A couple of years ago I was invited to run a workshop for Environmental Engineering students at the University of WA. Environmental Engineers face ethical dilemmas all the time because their employers generally are companies that wish to promote projects that inevitably cause environmental destruction, and the environmental engineers are being used to justify this destruction and put a public relations gloss on it.
I used the research of Sharon Beder, professor of science, technology and society at the University of Wollongong, in working through a whole lot of issues with these idealistic students, searching with them to find a balance between protecting their integrity while keeping their jobs.
The outcome that they arrived at was that people working alone as whistle-blowers rarely and rarely succeed in getting their message out.
The students realised that the only alternative to becoming cynical was to work very hard to develop a community of support within and outside the organisation and to search collaboratively for ways to protect their integrity.
Ah development, where big money reigns supreme, where corporate donations buy political influence, where councillors and mayors and staff paid peanuts can be asked how much their integrity is worth and be paid it, where local government are so few expert reports must be taken at face value. The imbalance of power is too great. Communities feel powerless, no matter who they elect.
In cases where expert reports are required by legislation for the purposes of important decisions about our land and the financial state of our companies, these rampant conflicts of interest and imbalances of power must be fixed.
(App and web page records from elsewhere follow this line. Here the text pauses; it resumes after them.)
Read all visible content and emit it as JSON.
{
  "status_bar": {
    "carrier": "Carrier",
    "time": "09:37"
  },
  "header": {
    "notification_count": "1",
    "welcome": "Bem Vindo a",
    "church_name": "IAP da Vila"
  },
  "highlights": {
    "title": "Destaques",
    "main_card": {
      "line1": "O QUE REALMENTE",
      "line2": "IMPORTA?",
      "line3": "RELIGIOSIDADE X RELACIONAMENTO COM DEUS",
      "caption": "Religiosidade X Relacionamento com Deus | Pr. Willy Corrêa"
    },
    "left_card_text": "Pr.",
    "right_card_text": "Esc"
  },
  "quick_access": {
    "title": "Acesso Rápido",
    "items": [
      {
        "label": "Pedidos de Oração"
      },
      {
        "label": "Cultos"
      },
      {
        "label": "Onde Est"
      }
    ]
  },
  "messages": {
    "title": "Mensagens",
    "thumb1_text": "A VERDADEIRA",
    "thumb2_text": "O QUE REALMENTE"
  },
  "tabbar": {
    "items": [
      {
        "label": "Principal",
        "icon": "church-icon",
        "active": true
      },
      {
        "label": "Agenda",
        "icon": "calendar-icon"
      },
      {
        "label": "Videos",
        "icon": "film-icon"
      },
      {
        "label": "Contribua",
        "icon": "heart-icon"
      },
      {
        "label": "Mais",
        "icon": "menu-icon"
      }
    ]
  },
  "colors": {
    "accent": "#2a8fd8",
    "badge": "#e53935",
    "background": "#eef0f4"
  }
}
Here again, I’d go the legislative framework solution, with the professional bodies’ members to take charge of the process. You’d have a panel of acknowledged experts, all independent practitioners. The company would be allocated a relevant expert to prepare, say, an environmental impact statement as required by law, and pays his or her fees. If the company disagrees with the assessment, it could employ any expert it chose, and if the results materially differed, a panel of experts would decide which was right, the panel’s costs to be paid by the company. This system should also apply to auditors, who could not be chosen to audit a company from which thier firm earned non-audit fees.
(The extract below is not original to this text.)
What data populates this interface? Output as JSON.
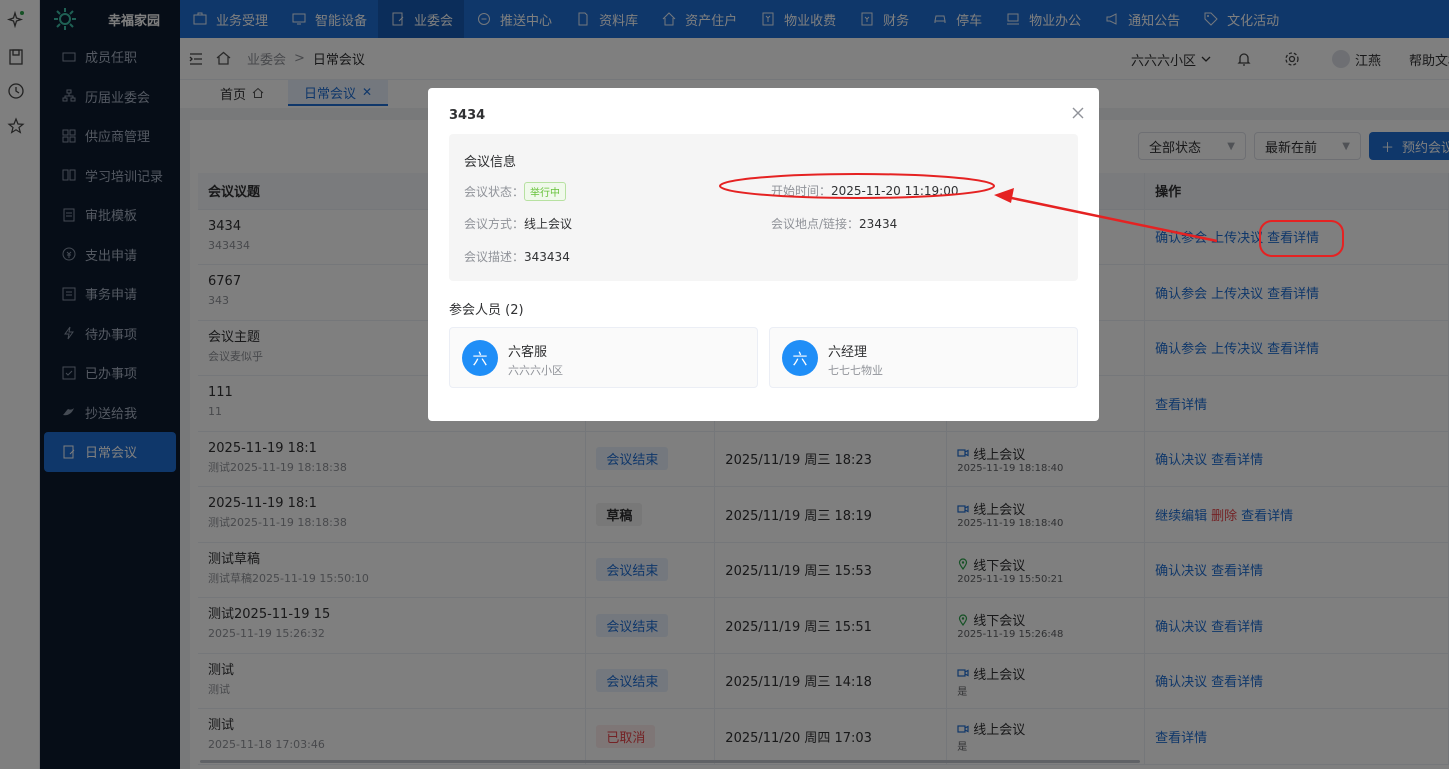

In short, I want to empower professionals in all fields working in the public and private sectors to assert the values of their professions, and take pride in fulfilling their duties and maintaining their professional integrity. I want the ethics debate, and the rebuilding of the power of ethical standards to be conducted with reason and genuine engagement.
I want to rebalance the scales, so that many good people are able to insist on being ethical and not suffer for it, indeed to be thanked for it, and perhaps even promoted. I want ethics – integrity in the moment of choice – to become commonplace.